Jo Anne: My parents were both born in Keweenaw, known as Michigan’s Copper Country, located in the far west of the Upper Peninsula and 600 miles away from the Detroit area. As a child we vacationed there every summer. Heavily forested, with high cliffs, a historic fort, wild blueberries to pick for fresh pie, swimming in Lake Superior (brrrrrr) and lots of wildlife – even bears, oh, my! Spectacular!
Debbie: Do you have a Michigan event or happening that you love to attend?

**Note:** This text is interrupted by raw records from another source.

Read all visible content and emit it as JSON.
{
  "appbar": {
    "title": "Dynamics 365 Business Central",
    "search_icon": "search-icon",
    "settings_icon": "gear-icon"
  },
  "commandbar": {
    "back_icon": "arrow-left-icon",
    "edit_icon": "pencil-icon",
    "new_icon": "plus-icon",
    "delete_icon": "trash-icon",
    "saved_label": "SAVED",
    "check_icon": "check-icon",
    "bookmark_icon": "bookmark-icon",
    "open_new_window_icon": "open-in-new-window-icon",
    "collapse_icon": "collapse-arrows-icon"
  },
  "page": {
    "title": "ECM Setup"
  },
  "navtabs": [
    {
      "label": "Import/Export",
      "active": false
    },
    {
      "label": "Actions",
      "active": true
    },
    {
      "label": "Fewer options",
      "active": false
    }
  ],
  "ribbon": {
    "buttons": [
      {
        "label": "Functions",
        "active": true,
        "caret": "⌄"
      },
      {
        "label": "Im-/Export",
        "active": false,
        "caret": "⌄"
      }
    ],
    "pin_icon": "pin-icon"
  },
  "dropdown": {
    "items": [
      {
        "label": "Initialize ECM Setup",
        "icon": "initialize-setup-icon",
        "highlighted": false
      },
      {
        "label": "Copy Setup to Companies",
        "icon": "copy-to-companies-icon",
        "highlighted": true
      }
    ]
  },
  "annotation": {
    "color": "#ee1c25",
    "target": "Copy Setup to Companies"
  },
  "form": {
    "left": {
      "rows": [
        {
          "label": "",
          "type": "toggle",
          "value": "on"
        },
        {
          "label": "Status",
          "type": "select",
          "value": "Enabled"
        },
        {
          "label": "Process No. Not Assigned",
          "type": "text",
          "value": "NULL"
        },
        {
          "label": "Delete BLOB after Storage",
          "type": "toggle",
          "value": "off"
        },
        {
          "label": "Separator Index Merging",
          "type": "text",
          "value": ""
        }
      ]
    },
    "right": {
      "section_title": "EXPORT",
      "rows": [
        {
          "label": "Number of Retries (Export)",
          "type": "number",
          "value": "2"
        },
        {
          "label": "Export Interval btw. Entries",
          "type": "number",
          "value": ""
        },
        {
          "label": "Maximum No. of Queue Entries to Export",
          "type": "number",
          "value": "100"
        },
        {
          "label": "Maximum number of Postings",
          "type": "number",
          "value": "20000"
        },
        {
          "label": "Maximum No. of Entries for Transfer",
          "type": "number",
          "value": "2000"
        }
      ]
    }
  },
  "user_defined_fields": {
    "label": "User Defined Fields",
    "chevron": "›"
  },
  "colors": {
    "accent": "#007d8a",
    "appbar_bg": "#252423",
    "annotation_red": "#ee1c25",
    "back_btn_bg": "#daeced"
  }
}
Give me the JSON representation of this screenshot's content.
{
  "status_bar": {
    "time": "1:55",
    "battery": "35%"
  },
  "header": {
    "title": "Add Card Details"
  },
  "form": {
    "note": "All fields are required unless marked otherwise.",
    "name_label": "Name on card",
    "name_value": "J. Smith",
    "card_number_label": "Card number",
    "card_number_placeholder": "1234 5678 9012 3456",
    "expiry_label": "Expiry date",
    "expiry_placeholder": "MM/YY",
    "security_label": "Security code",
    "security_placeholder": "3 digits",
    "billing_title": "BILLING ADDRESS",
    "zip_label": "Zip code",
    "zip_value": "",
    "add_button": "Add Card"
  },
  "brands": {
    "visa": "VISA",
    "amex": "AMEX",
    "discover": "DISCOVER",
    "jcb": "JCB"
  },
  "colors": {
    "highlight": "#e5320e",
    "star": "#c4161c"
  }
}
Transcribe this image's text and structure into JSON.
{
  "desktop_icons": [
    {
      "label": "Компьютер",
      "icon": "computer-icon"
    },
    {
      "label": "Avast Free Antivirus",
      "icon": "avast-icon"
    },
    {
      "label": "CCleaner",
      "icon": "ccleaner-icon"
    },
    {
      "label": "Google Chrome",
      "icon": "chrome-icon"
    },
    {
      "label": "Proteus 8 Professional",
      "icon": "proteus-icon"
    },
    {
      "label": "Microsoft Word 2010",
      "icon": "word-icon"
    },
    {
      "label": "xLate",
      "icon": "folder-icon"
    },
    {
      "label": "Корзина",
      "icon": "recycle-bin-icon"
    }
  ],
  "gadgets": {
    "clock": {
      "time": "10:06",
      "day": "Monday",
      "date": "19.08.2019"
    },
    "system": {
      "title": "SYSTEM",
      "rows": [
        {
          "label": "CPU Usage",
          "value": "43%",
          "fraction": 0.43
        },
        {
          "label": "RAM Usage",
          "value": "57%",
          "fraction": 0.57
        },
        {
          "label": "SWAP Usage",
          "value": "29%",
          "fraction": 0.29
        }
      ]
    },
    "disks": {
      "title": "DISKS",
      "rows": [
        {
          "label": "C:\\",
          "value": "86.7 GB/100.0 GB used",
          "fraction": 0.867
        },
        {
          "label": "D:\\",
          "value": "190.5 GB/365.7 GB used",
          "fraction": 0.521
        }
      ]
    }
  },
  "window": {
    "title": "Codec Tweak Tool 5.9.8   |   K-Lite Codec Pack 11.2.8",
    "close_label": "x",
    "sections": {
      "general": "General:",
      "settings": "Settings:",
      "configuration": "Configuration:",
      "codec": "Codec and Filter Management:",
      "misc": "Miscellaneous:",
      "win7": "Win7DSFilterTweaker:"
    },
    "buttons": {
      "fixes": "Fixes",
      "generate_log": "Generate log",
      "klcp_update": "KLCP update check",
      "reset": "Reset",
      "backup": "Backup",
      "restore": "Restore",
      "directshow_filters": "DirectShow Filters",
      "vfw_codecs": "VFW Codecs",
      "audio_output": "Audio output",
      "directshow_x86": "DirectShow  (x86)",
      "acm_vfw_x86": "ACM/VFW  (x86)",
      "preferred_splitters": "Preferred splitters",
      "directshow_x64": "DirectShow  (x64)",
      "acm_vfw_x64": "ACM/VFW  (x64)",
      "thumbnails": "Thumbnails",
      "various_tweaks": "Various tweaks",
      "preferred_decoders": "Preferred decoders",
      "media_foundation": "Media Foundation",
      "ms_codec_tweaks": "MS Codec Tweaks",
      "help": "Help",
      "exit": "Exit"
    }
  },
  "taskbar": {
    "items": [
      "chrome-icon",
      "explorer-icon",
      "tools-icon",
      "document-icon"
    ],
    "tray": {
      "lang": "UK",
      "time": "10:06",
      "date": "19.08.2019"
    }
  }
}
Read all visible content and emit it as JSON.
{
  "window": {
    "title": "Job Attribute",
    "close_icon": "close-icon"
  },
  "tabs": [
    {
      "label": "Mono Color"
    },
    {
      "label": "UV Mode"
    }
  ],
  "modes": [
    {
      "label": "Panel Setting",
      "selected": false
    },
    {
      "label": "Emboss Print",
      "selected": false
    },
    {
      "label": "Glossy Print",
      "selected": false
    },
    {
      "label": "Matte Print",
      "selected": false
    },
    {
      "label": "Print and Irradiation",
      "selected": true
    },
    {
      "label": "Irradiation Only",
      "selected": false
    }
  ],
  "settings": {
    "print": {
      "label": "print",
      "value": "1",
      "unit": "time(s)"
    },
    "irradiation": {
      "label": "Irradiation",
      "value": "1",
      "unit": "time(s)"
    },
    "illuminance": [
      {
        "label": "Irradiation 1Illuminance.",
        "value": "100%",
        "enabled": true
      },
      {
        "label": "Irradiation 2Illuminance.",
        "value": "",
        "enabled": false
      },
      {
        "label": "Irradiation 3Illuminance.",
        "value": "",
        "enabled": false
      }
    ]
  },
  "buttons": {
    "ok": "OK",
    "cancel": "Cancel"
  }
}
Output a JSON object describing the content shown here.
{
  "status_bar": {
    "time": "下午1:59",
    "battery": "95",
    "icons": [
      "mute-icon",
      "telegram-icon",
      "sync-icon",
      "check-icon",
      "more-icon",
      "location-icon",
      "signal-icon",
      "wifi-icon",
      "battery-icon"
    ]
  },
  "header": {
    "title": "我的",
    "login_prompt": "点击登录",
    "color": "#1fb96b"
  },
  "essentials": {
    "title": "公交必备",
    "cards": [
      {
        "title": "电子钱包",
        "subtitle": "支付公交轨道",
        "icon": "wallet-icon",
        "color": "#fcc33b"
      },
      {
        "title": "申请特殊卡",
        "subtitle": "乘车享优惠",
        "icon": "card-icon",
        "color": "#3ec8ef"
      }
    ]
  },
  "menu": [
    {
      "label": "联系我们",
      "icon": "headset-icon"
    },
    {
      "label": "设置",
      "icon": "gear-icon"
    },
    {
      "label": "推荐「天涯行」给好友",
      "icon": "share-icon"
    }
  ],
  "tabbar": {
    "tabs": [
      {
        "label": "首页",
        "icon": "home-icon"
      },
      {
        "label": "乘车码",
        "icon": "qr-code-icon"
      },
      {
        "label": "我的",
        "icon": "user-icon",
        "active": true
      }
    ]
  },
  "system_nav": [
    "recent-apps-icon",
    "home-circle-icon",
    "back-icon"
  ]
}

Jo Anne: Right now! Michigan autumns! The magnificence of the trees as they put on their show of colors brings people from other states for fall leaf tours. Autumn means the opening of all the apple cider mills. There’s nothing like a trail ride at this time of year to enjoy fresh cider, homemade donuts and, of course, apples for your horse.
Debbie: A few fun Michigan people we should all know about?
Jo Anne: I love the compassionate people of Michigan that I have worked with my lifetime here. We have two large humane societies for animals, special wildlife rehabilitation centers, and large numbers of dog and cat rescues and horse rescues. They know our work is not over so all strive to keep improving the welfare of all beings we share this earth with.
Debbie: Something you'd like a non-Michigander to know about Michigan?
Jo Anne: We have the full change of seasons so something for everyone. Autumn, as I mentioned, is stunning. For summer, we are surrounded by the Great Lakes with thousands of inland lakes for unlimited summer fun. Winter brings lots of snow for downhill and cross country skiers and snowmobilers or just making a giant snowman. Another great time to trail ride—no bugs!! Spring comes in with a vibrant burst of color when the yellow forsythia bloom in landscaped yards, and here in Michigan it grows wild in nearly every field.
Debbie: Last question. Some folks in Michigan refer to themselves as Michiganders, others as Michiganians. For our ongoing vote tally: are you a Michigander or a Michiganian?
Jo Anne: Michigander.
Debbie: Jo Anne, we'll add you to the Michigander column. Thank you so much for joining us today!
Jo Anne's publisher has generously provided three copies of Saving Baby as a giveaway. First three to claim one in the comments section, they're yours! (Leave your name in the comments; I'll get your address by email so that the publisher can send your book.)